Betting exchanges generally offerbetter odds and a wider choice.However, they can offer worse valuein markets that aren't heavily traded.Some bookies also view politics asa loss leader, and are willing to offernovelty bets at attractive odds to gain publicity. So sensible betting involveskeeping an eye on both.

Dr Matthew Partridge

Matthew graduated from the University of Durham in 2004; he then gained an MSc, followed by a PhD at the London School of Economics.

He has previously written for a wide range of publications, including the Guardian and the Economist, and also helped to run a newsletter on terrorism. He has spent time at Lehman Brothers, Citigroup and the consultancy Lombard Street Research.

Matthew is the author of Superinvestors: Lessons from the greatest investors in history, published by Harriman House, which has been translated into several languages. His second book, Investing Explained: The Accessible Guide to Building an Investment Portfolio, is published by Kogan Page.

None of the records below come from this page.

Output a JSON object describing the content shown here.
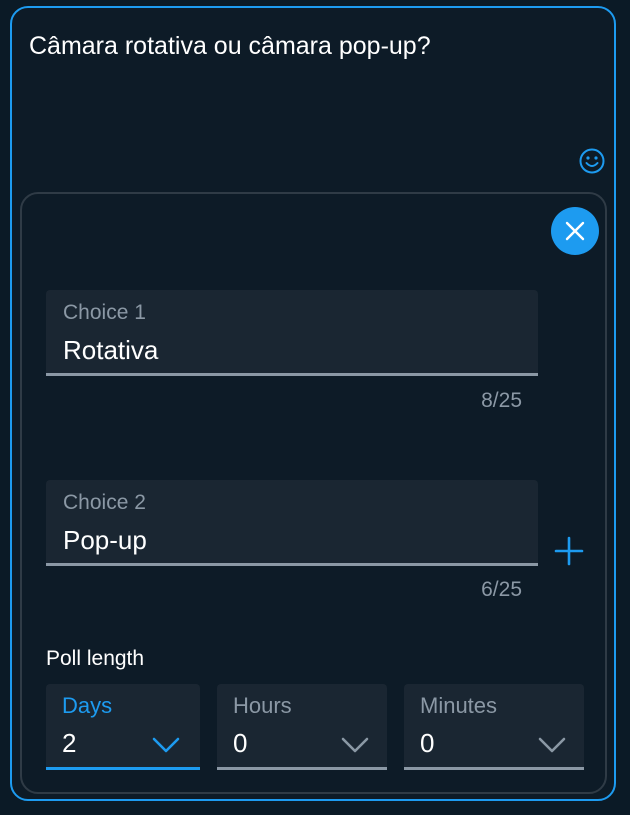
{
  "composer": {
    "text": "Câmara rotativa ou câmara pop-up?"
  },
  "icons": {
    "emoji": "smiley-face-icon",
    "close": "close-x-icon",
    "add": "plus-icon",
    "chevron": "chevron-down-icon"
  },
  "poll": {
    "choices": [
      {
        "label": "Choice 1",
        "value": "Rotativa",
        "counter": "8/25"
      },
      {
        "label": "Choice 2",
        "value": "Pop-up",
        "counter": "6/25"
      }
    ],
    "length": {
      "label": "Poll length",
      "fields": [
        {
          "label": "Days",
          "value": "2",
          "active": true
        },
        {
          "label": "Hours",
          "value": "0",
          "active": false
        },
        {
          "label": "Minutes",
          "value": "0",
          "active": false
        }
      ]
    }
  },
  "colors": {
    "accent": "#1d9bf0",
    "background": "#0d1b27",
    "field": "#1a2632",
    "muted": "#8b98a5",
    "text": "#ffffff",
    "border": "#2f3b46"
  }
}
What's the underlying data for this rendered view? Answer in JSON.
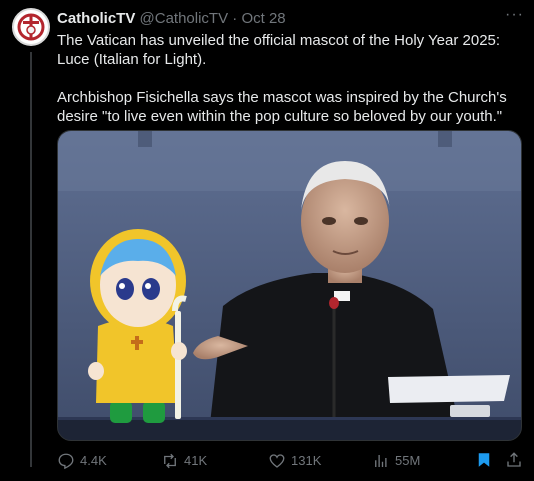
{
  "tweet": {
    "author_name": "CatholicTV",
    "author_handle": "@CatholicTV",
    "separator": "·",
    "date": "Oct 28",
    "more_label": "···",
    "paragraphs": [
      "The Vatican has unveiled the official mascot of the Holy Year 2025: Luce (Italian for Light).",
      "Archbishop Fisichella says the mascot was inspired by the Church's desire \"to live even within the pop culture so beloved by our youth.\""
    ]
  },
  "actions": {
    "replies": "4.4K",
    "reposts": "41K",
    "likes": "131K",
    "views": "55M"
  },
  "colors": {
    "background": "#000000",
    "text": "#e7e9ea",
    "muted": "#71767b",
    "bookmark_active": "#1d9bf0"
  },
  "icons": {
    "reply": "speech-bubble-icon",
    "repost": "repost-arrows-icon",
    "like": "heart-icon",
    "views": "bar-chart-icon",
    "bookmark": "bookmark-icon",
    "share": "share-upload-icon"
  }
}
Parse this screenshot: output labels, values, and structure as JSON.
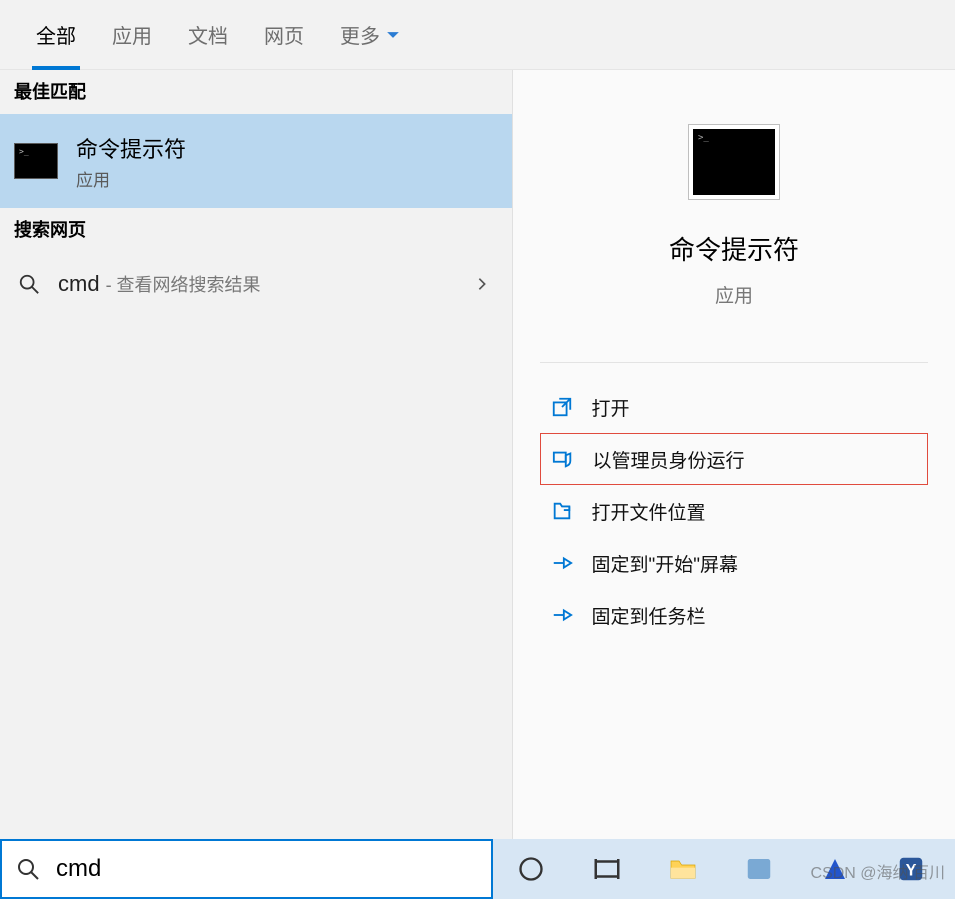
{
  "tabs": {
    "all": "全部",
    "apps": "应用",
    "docs": "文档",
    "web": "网页",
    "more": "更多"
  },
  "left": {
    "best_match_header": "最佳匹配",
    "best_match": {
      "title": "命令提示符",
      "subtitle": "应用"
    },
    "search_web_header": "搜索网页",
    "web_result": {
      "query": "cmd",
      "hint": "- 查看网络搜索结果"
    }
  },
  "preview": {
    "title": "命令提示符",
    "subtitle": "应用",
    "actions": {
      "open": "打开",
      "run_admin": "以管理员身份运行",
      "open_location": "打开文件位置",
      "pin_start": "固定到\"开始\"屏幕",
      "pin_taskbar": "固定到任务栏"
    }
  },
  "search": {
    "value": "cmd"
  },
  "watermark": "CSDN @海纳 百川"
}
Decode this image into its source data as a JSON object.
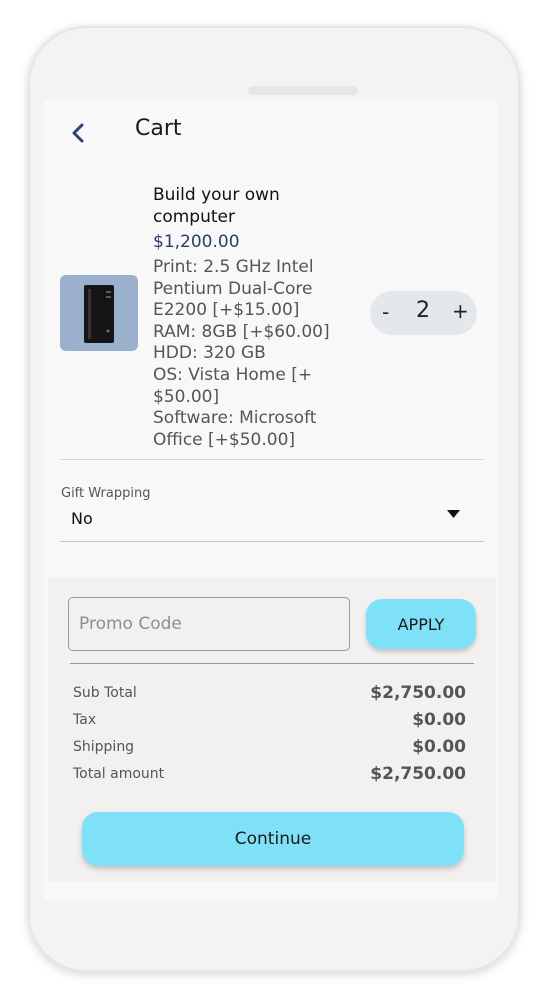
{
  "header": {
    "title": "Cart",
    "back_icon": "chevron-left-icon"
  },
  "product": {
    "name": "Build your own computer",
    "price": "$1,200.00",
    "attributes": [
      "Print: 2.5 GHz Intel",
      "Pentium Dual-Core",
      "E2200 [+$15.00]",
      "RAM: 8GB [+$60.00]",
      "HDD: 320 GB",
      "OS: Vista Home [+",
      "$50.00]",
      "Software: Microsoft",
      "Office [+$50.00]"
    ],
    "quantity": {
      "minus": "-",
      "value": "2",
      "plus": "+"
    }
  },
  "gift_wrapping": {
    "label": "Gift Wrapping",
    "value": "No"
  },
  "promo": {
    "placeholder": "Promo Code",
    "apply_label": "APPLY"
  },
  "totals": [
    {
      "label": "Sub Total",
      "value": "$2,750.00"
    },
    {
      "label": "Tax",
      "value": "$0.00"
    },
    {
      "label": "Shipping",
      "value": "$0.00"
    },
    {
      "label": "Total amount",
      "value": "$2,750.00"
    }
  ],
  "continue_label": "Continue",
  "colors": {
    "accent": "#7fe1f7",
    "price": "#2b3f66",
    "back": "#2d4373"
  }
}
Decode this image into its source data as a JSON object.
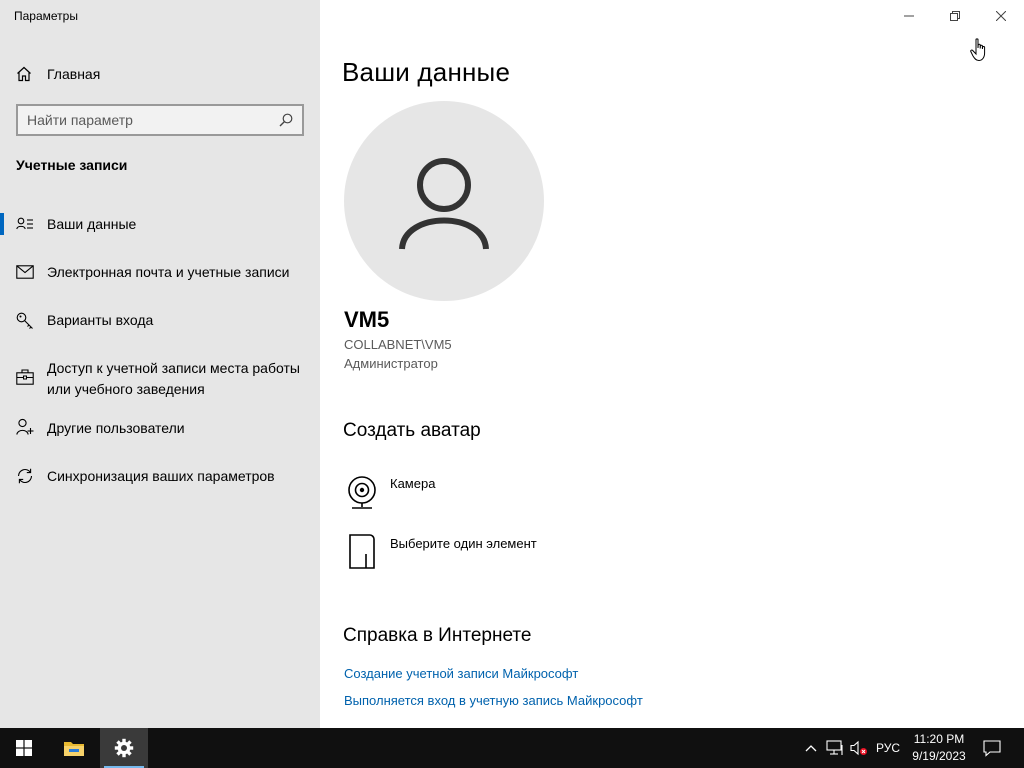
{
  "window": {
    "title": "Параметры",
    "controls": [
      "minimize-icon",
      "restore-icon",
      "close-icon"
    ]
  },
  "sidebar": {
    "home_label": "Главная",
    "search_placeholder": "Найти параметр",
    "section_title": "Учетные записи",
    "items": [
      {
        "label": "Ваши данные",
        "icon": "user-card-icon",
        "active": true
      },
      {
        "label": "Электронная почта и учетные записи",
        "icon": "mail-icon",
        "active": false
      },
      {
        "label": "Варианты входа",
        "icon": "key-icon",
        "active": false
      },
      {
        "label": "Доступ к учетной записи места работы или учебного заведения",
        "icon": "briefcase-icon",
        "active": false
      },
      {
        "label": "Другие пользователи",
        "icon": "add-user-icon",
        "active": false
      },
      {
        "label": "Синхронизация ваших параметров",
        "icon": "sync-icon",
        "active": false
      }
    ]
  },
  "main": {
    "page_title": "Ваши данные",
    "user": {
      "name": "VM5",
      "domain_account": "COLLABNET\\VM5",
      "role": "Администратор"
    },
    "avatar_section": {
      "title": "Создать аватар",
      "options": [
        {
          "label": "Камера",
          "icon": "camera-icon"
        },
        {
          "label": "Выберите один элемент",
          "icon": "file-icon"
        }
      ]
    },
    "help_section": {
      "title": "Справка в Интернете",
      "links": [
        "Создание учетной записи Майкрософт",
        "Выполняется вход в учетную запись Майкрософт"
      ]
    }
  },
  "taskbar": {
    "apps": [
      "start-icon",
      "file-explorer-icon",
      "settings-icon"
    ],
    "tray": {
      "language": "РУС",
      "time": "11:20 PM",
      "date": "9/19/2023"
    }
  },
  "colors": {
    "accent": "#0067c0",
    "link": "#0062ad",
    "sidebar_bg": "#e6e6e6",
    "taskbar_bg": "#101010"
  }
}
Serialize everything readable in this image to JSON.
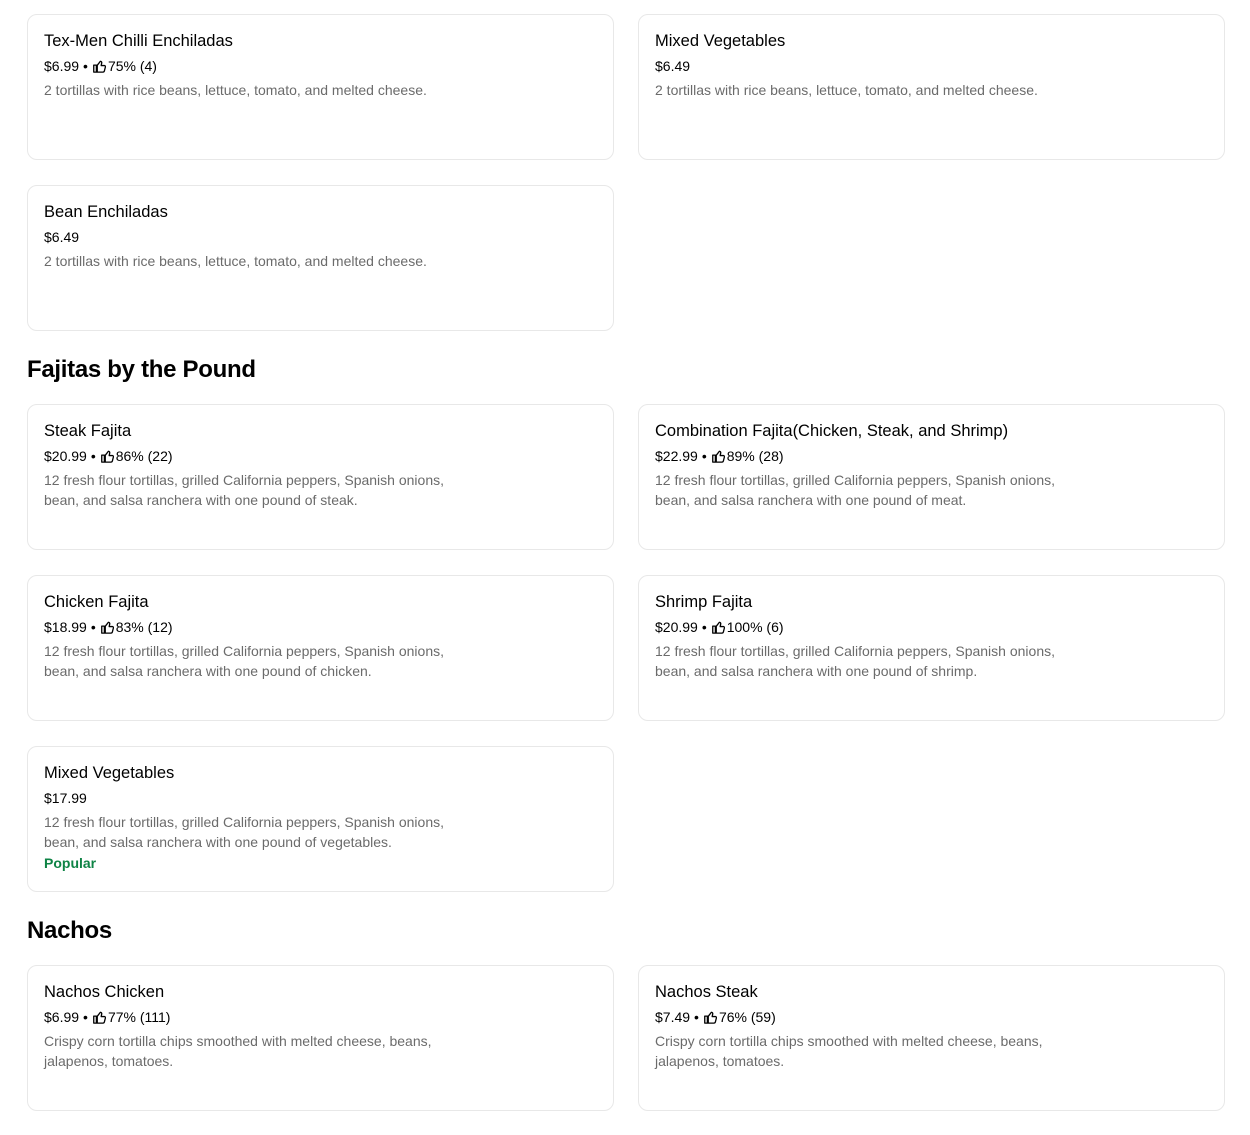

As senior writer, he writes the shares and politics & economics pages, as well as weekly Blowing It and Great Frauds in History columns He also writes a fortnightly reviews page and trading tips, as well as regular cover stories and multi-page investment focus features.

Follow Matthew on Twitter: @DrMatthewPartri